ACTIVITY: For the entries below, report every line that includes the word "icon".

App and web page records
--*--
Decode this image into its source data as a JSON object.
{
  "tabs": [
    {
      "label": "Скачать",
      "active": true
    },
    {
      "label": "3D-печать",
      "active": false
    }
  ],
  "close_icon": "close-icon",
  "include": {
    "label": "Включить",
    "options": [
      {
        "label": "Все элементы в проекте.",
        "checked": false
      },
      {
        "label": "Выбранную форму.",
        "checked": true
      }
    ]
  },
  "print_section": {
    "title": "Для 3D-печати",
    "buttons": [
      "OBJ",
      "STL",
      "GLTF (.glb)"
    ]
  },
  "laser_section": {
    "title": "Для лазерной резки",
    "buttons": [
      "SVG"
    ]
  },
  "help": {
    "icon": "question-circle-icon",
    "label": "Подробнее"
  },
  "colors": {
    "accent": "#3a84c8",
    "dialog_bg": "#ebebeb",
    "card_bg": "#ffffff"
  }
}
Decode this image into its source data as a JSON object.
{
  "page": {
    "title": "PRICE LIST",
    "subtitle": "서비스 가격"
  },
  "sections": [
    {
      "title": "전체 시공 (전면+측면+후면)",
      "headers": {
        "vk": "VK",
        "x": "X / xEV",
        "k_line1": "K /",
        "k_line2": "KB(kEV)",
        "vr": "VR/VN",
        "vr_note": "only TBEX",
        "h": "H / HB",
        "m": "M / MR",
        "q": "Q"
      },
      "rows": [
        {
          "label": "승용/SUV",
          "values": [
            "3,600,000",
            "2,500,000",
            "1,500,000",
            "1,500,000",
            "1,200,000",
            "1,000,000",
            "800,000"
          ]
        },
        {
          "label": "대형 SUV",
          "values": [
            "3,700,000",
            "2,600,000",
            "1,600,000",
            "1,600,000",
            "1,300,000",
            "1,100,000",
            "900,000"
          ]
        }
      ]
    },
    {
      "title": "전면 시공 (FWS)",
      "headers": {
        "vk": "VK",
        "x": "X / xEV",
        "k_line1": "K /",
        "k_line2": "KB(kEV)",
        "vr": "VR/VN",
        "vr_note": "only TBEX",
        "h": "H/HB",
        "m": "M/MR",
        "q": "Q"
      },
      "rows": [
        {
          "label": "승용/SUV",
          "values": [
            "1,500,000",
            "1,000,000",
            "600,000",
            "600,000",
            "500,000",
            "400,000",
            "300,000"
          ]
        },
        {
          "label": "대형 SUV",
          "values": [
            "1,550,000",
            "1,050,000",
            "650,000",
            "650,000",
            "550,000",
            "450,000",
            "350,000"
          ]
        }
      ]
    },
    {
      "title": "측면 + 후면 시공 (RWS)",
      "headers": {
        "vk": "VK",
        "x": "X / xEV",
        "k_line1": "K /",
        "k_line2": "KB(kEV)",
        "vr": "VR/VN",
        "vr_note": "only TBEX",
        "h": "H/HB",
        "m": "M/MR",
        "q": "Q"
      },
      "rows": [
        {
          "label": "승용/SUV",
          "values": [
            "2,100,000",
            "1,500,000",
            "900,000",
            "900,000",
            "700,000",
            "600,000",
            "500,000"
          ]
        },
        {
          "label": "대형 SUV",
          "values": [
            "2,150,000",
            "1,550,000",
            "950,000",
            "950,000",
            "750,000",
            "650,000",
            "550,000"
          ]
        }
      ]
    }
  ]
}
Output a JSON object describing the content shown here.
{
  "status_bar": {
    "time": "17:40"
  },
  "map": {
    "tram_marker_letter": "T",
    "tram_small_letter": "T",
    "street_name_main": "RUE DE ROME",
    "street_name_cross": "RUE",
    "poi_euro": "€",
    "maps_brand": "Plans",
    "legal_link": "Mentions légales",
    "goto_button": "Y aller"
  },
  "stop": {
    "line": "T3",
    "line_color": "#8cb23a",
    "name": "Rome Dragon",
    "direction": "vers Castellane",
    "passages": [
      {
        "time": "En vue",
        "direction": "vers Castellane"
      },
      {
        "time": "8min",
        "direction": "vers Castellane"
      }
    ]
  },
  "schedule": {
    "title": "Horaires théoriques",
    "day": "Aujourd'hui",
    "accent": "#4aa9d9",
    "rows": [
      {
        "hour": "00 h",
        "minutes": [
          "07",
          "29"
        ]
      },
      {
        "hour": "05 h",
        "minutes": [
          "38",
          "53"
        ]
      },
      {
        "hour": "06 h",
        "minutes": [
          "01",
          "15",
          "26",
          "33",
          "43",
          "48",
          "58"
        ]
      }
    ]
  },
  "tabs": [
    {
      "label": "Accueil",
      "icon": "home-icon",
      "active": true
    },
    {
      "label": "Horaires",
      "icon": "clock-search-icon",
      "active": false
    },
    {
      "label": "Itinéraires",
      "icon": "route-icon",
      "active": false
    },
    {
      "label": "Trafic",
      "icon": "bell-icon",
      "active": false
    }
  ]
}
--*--
RESULT OF THIS EXERCISE:
  "close_icon": "close-icon",
    "icon": "question-circle-icon",
      "icon": "home-icon",
      "icon": "clock-search-icon",
      "icon": "route-icon",
      "icon": "bell-icon",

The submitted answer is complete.